Truth be told, I still cannot fly the "baby murderer" banner over my memory of any of those young women, but I no longer find abortion morally ambivalent. Rather, it is a decision that puts the interests of one human being over another. Furthermore, it does not exist in the abstract of philosophy classes; it terminates an actually beating heart, leaves unopened eyes closed forever and brutally cuts short the unchartered future of an unwanted child.
Of course, organizations like the National Organization for Women prefer to keep some distance from the concrete realities of abortion by swaddling them in kinder words like "family planning," to which no one can possibly object, but the reality is this "choice" corrects what was "unplanned" by killing a fetus. Preserving the right to have an abortion is a major plank in the Democratic Party's national platform, so it is important to examine how mainstream Democrats frame the issue.
Hillary Clinton has long been a powerhouse in Washington. On Jan. 22, 1999, she addressed NARAL - a powerful lobby group that supports abortion - and said the goal of pro-choicers is to keep abortion "safe, legal and rare into the next century." This has remained the main talking point of the left: safe, legal and rare.
The problem with this position is a simple one. To make abortion acceptable at all, one must make it morally ambivalent. One must talk about life not beginning at conception. One must say that it's only tissue growing in a woman's womb rather than a person. One might even be more radical like bioethics professor Peter Singer of Princeton, who argues that even a newborn is not intellectually aware and thus cannot be considered a human being.
Per his logic, there is nothing immoral about making the choice to leave an undesirable baby in a dumpster. Certainly there is no problem with killing a baby that has survived a late-term abortion. (Apparently he's not all that up on the mentally-disabled either.)
If abortion is made to be/feel/exist on the same level as a medical procedure to get one's teeth cleaned, there is little societal impetus to keep it "rare." If a child is the same thing as a wart or mole or other such undesirable whatnot, there is no intellectual processing of the damage that is inflicted on the child. There is no question of moral or ethics put into practice at all but a self-centric sense of self-preservation that dismisses personal responsibility completely. While Mother Teresa insisted, "It is a poverty to decide that a child must die so that you may live as you wish," the entire pro-choice mindset dismisses that any child has died at all.
Therefore it should not be shocking to learn exactly what we have reaped on the ideology the pro-choice movement has sown. After almost four decades of legalized abortion, in New York City an average of 90,000 children are aborted every year. According to the New York Times (Jan. 6), this is 40 percent of all pregnancies. The city's health department's records show close to 60 percent of all babies terminated are from minority communities. One wonders how all this "choice" has impacted the notion of family, the sanctity of human life, and the dignity of the American woman.
Ultimately, individual Americans must decide how they feel about the abortion issue.
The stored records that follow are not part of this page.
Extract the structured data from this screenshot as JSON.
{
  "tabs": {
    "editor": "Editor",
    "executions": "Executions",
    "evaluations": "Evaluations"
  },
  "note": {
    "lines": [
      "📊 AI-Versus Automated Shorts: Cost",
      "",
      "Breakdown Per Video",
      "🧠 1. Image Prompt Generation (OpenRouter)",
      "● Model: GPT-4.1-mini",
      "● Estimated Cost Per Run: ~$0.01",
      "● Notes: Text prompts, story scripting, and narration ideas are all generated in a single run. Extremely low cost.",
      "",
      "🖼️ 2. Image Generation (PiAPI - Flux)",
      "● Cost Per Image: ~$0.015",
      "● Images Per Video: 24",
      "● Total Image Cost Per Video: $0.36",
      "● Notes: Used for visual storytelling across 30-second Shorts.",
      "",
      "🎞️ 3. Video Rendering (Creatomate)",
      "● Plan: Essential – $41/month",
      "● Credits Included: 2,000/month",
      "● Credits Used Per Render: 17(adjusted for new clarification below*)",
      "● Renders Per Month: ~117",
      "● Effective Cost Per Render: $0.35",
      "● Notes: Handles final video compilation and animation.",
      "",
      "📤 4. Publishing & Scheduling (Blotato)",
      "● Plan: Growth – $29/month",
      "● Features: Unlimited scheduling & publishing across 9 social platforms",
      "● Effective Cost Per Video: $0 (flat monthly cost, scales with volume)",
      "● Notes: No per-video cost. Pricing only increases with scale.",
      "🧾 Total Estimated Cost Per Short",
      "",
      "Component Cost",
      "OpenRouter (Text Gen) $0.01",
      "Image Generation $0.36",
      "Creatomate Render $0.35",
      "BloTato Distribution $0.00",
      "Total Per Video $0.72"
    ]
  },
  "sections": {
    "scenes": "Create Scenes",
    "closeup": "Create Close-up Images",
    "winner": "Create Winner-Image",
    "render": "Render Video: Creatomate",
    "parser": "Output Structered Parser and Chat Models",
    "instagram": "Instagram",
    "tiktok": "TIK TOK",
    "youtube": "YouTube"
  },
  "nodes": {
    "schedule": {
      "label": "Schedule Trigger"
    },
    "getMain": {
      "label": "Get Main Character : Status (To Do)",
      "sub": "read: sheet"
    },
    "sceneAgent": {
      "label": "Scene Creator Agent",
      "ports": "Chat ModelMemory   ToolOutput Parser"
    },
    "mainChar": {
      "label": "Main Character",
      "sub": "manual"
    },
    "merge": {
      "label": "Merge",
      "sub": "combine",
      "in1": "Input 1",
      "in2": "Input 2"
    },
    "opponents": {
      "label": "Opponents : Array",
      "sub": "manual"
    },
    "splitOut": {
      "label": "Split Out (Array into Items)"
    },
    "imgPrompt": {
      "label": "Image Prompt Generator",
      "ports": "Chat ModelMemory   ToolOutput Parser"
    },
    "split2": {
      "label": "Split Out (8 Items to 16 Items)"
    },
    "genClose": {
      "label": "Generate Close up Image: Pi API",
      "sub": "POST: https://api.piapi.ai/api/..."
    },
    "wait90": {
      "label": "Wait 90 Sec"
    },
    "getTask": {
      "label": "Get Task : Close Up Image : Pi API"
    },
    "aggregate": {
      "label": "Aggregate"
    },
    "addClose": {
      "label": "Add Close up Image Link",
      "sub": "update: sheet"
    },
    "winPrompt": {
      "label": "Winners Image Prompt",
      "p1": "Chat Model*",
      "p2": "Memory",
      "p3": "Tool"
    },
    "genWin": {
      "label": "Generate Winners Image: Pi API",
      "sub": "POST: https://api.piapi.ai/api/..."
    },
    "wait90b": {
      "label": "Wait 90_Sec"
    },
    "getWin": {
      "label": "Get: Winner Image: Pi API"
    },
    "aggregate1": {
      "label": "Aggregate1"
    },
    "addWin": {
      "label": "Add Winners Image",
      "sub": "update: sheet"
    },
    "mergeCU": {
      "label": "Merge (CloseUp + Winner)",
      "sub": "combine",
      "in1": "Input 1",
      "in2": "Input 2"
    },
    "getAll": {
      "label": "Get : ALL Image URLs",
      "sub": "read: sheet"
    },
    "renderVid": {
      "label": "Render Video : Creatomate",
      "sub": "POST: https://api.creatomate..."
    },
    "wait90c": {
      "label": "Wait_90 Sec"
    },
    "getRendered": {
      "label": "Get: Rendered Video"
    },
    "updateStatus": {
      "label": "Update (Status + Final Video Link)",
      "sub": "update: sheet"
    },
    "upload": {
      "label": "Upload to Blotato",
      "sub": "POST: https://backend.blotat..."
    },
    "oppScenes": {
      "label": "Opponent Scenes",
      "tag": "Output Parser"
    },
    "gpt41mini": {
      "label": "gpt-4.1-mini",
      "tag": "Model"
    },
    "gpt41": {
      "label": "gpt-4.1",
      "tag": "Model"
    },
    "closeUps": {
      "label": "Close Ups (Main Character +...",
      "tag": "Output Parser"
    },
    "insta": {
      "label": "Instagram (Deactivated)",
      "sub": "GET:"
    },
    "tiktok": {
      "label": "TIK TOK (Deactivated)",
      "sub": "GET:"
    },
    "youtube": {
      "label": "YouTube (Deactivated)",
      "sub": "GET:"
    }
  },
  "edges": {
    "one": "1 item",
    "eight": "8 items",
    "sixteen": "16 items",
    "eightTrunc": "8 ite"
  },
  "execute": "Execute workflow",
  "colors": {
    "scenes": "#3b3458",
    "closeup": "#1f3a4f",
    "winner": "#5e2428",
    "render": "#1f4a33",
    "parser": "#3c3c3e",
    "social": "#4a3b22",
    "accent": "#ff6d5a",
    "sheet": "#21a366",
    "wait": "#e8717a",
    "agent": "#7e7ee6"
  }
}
With data available from almost 40 years since Roe vs. Wade, the New York Times chose to publish the story about New York City's abortion rates in relation to how the Catholic community is reacting, but I would put forth that one doesn't need religion to consider the impact of what estimates equate to the loss of almost 10 percent of the American population in my lifetime. Those numbers are staggering. The goal to keep abortion "rare" has failed miserably, so I would call those men and women - including firm "pro-choice" leaders like Hillary Clinton - to give due diligence to the moral and ethical questions surrounding abortion that have been ignored or buried.
In light of a failing economy, social issues do not rule the political discourse of today. However, some facts and figures simply cannot go by without comment.
Barbara Donnelly Lane is a writer living in east Cobb who has contributed to the Marietta Daily Journal, Atlanta Journal-Constitution and BBC. She is working on her master's in teaching at Georgia State University.